_EXERCISE MATERIAL:_
'''
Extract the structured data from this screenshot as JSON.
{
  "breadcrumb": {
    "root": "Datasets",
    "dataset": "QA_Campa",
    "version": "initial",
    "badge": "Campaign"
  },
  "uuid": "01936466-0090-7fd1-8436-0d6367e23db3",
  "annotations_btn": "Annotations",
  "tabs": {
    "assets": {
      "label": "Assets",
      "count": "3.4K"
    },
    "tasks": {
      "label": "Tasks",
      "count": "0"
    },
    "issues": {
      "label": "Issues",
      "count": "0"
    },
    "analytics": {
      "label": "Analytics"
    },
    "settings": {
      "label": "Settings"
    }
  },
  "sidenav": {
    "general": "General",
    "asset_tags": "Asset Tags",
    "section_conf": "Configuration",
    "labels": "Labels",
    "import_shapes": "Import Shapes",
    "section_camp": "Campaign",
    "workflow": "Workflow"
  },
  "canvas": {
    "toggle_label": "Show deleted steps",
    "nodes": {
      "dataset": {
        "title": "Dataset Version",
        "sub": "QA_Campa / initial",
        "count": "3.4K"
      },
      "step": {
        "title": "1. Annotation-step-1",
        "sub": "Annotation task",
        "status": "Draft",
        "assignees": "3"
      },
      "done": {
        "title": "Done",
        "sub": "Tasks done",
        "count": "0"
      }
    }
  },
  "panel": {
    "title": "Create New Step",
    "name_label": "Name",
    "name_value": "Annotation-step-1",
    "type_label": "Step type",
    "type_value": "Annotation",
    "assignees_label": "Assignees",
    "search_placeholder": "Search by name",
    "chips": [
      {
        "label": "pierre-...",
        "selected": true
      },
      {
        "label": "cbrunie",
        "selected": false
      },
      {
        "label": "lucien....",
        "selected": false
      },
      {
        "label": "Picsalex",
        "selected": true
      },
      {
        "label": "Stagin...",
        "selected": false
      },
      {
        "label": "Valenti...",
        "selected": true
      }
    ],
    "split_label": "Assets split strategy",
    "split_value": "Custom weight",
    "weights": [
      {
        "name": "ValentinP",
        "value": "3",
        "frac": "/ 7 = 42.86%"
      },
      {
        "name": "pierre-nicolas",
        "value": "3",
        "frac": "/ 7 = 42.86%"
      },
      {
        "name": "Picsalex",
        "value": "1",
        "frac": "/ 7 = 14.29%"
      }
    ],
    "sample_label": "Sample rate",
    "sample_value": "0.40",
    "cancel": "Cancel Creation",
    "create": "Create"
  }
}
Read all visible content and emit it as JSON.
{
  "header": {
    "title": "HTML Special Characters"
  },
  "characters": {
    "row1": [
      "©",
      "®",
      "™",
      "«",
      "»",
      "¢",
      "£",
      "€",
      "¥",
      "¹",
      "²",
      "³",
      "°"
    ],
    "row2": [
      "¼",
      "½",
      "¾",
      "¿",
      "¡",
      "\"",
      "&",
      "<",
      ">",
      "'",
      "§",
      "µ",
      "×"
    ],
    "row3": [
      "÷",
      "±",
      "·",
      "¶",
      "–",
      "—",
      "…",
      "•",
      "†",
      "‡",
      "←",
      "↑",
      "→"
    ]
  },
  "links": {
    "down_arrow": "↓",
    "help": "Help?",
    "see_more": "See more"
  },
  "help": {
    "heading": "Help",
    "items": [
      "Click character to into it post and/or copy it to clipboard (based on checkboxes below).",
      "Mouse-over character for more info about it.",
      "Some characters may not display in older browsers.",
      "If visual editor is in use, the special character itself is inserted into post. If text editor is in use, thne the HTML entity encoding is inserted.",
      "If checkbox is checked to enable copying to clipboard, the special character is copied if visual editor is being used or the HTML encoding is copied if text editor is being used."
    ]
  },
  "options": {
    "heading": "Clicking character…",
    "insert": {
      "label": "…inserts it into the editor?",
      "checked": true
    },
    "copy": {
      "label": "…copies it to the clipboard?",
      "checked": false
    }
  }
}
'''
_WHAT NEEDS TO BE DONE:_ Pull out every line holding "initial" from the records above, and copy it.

_EXERCISE RESPONSE:_
    "version": "initial",
        "sub": "QA_Campa / initial",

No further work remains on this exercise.